The Russia connectionRussia’s Kleptocracy Is a Tool for Undermining the West

By Lynn Berry

Published 29 June 2020

The West misread Russian corruption, such as the money laundering revealed by the case against the Bank of New York and the release of the Panama Papers. The money was seen only as stolen cash, not as a vast slush fund to be used to buy influence and threaten the West. Belton’s book could not be more timely: She offers a treasure trove of details about a network of Russian intelligence operatives, tycoons, and organized crime associates who, beginning in the 1990s, ingratiate themselves with an indebted, not-yet-a-politician Trump. With U.S. banks cracking down on money laundering, they put their cash into real estate and paid Trump handsomely for the privilege of using his name. The Obama administration was slow to grasp the Russia’s interference intents and capabilities, but within the administration, Vice President Joe Biden was one of the most vocal in warning of the Kremlin’s ability to direct loyal oligarchs to carry out strategic operations and its use of corruption to undermine democratic governments. Trump and Biden will face each other in November.

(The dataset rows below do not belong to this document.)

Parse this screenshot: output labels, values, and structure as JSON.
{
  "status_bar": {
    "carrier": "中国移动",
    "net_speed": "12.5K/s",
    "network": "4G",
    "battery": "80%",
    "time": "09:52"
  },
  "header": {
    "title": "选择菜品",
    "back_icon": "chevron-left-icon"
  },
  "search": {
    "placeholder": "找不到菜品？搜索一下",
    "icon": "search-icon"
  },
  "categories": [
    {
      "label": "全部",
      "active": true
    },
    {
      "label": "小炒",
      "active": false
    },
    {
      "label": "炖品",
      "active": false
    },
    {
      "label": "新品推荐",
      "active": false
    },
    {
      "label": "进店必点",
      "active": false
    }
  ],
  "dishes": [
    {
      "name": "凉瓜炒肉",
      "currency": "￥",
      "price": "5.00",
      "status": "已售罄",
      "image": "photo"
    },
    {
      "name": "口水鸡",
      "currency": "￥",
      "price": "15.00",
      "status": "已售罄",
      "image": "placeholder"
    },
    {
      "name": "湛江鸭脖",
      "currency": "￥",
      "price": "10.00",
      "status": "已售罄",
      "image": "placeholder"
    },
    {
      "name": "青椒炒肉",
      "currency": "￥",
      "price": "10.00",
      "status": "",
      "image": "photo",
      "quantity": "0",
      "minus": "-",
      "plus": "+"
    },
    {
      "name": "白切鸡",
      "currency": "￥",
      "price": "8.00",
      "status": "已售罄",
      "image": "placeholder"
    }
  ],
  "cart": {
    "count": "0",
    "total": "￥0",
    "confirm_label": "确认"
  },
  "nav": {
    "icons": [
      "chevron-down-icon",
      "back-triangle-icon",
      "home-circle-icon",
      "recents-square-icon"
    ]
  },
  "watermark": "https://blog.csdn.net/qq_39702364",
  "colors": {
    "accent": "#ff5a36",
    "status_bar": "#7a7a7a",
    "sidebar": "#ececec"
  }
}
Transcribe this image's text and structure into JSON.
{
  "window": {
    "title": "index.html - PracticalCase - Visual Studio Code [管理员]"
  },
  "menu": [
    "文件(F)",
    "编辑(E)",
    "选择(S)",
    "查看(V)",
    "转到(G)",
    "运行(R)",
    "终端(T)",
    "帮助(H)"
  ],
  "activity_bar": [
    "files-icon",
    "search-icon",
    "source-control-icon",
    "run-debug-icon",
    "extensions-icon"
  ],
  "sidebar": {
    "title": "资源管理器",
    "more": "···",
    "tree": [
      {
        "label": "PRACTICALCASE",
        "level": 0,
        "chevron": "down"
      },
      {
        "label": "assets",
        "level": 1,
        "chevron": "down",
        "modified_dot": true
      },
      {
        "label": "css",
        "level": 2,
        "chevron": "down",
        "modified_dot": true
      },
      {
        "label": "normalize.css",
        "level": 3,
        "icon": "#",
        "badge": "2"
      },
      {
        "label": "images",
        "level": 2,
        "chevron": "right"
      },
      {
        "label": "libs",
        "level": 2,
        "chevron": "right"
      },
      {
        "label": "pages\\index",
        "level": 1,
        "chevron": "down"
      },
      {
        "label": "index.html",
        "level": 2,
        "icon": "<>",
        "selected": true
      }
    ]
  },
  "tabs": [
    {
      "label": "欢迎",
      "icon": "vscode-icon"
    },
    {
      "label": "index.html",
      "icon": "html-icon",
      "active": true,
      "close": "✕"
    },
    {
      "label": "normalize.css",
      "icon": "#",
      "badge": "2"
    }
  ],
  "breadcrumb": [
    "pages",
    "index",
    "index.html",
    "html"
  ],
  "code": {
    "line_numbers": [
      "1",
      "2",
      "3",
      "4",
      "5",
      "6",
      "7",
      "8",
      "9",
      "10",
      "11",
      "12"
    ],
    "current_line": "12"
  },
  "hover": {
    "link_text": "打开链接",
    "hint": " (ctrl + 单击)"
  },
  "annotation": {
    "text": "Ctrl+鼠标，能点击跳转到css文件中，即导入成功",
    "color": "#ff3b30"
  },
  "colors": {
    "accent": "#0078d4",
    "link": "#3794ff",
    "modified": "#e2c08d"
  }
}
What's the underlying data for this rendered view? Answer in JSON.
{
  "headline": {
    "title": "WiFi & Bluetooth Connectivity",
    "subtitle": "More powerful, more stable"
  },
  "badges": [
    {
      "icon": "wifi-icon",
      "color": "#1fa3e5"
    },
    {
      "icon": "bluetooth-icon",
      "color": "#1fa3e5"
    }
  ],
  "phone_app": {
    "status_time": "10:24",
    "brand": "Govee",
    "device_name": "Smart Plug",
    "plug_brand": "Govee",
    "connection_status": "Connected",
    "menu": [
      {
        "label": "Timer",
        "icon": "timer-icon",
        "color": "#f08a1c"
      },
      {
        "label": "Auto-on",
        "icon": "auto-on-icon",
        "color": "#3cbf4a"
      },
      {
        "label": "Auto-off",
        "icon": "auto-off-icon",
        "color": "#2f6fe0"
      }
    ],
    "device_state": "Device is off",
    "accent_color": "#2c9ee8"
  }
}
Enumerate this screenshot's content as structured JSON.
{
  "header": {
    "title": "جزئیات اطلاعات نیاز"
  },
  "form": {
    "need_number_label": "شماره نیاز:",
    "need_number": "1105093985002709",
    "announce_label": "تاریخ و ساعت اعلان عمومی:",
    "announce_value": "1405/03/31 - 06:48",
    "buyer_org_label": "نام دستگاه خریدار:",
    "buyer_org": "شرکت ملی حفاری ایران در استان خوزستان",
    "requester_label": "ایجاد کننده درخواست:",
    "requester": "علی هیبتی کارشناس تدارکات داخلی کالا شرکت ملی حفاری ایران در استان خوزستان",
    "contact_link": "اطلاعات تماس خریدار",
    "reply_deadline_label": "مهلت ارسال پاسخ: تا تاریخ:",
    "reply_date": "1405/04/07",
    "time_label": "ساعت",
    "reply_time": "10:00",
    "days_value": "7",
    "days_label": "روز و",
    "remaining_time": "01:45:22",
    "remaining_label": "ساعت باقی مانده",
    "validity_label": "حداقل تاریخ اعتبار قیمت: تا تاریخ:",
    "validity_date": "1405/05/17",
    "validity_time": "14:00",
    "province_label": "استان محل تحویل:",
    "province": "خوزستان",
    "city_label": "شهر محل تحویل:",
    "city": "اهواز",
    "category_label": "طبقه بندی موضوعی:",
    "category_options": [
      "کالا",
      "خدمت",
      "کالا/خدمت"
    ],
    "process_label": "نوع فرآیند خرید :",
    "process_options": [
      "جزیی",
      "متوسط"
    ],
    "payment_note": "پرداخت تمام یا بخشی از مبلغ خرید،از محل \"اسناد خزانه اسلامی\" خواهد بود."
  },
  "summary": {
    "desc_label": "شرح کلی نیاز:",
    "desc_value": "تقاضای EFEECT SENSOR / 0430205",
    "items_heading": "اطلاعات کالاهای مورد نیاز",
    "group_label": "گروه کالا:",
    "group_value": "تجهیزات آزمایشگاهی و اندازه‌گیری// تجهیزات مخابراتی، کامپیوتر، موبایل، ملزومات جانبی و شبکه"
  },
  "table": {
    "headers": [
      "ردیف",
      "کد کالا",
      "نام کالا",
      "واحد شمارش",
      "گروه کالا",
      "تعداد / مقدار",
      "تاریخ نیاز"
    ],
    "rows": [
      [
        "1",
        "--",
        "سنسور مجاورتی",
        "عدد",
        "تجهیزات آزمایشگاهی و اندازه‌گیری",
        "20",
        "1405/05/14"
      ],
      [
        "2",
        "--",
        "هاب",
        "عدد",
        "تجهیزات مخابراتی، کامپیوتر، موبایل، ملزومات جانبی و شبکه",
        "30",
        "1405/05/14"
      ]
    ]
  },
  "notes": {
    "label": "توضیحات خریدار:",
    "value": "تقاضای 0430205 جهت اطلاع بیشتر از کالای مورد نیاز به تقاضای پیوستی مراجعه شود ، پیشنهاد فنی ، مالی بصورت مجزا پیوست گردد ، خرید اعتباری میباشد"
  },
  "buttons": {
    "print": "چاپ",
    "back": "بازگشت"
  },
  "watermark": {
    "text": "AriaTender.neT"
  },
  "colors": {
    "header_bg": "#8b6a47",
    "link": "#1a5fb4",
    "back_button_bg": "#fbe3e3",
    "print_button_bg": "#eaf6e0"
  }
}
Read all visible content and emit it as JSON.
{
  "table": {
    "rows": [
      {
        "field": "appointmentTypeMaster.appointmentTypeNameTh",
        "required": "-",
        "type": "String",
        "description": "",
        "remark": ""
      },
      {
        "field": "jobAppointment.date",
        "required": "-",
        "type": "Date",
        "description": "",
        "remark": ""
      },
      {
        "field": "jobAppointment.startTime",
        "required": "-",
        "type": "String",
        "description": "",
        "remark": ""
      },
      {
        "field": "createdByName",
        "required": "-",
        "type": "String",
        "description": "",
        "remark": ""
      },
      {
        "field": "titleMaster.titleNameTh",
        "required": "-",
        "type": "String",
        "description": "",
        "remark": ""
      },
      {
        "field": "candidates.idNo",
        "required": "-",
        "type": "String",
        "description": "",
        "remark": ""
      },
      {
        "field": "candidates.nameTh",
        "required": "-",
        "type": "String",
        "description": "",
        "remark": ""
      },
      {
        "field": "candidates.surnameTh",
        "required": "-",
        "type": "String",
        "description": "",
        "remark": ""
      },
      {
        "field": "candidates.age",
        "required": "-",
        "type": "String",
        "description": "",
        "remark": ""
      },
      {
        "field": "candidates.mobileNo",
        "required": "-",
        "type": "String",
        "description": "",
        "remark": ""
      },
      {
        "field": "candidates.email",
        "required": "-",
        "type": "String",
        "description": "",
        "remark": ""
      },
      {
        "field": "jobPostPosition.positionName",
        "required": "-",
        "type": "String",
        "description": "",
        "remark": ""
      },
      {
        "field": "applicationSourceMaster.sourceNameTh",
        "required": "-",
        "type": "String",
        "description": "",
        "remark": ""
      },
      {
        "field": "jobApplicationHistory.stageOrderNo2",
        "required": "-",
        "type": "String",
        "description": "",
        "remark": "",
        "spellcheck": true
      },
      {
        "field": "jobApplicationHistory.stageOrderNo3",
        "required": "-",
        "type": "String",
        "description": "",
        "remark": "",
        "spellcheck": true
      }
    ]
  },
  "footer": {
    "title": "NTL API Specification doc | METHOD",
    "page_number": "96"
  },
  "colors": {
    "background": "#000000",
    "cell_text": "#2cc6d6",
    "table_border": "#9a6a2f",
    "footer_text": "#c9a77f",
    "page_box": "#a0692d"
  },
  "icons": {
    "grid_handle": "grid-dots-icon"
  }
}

A review of Catherine Belton, Putin’s People: How the KGB Took Back Russia and Then Took on the West (Farrar, Straus and Giroux, June 2020)

Investigative journalist Catherine Belton set out to trace the takeover of the Russian economy by Vladimir Putin’s friends from the KGB, but as her reporting stretched through the years, she uncovered something more sinister. 

In her insightful book, “Putin’s People: How the KGB Took Back Russia and Then Took on the West,” Belton argues the kleptocracy of the Putin era was not just about lining pockets: The billions of dollars at the disposal of Putin’s friends “were to be actively used to undermine and corrupt the institutions and democracies of the West.” Among these efforts, she details Russian backing of Donald Trump’s commercial interests back to the 1990s to try to exploit the developer’s vanity and financial vulnerability long before his rise to the presidency. Belton laments that the West, complacent after the end of the Cold War and eager for a share of Russia’s wealth, was slow to grasp the nature of the corruption and the depth of the country’s transformation as Putin established full control.

The Committee for State Security may have vanished along with the Soviet Union, but its operatives lived on. By exploring their reach and following the money, Belton provides a framework for understanding the rise of Putin, the evolution of his regime and what she calls the reactivation of the KGB playbook to sow division and discord in the West. But it is the details unearthed by her interviews with an extensive collection of insiders that make her arguments so convincing and the book such a gripping read.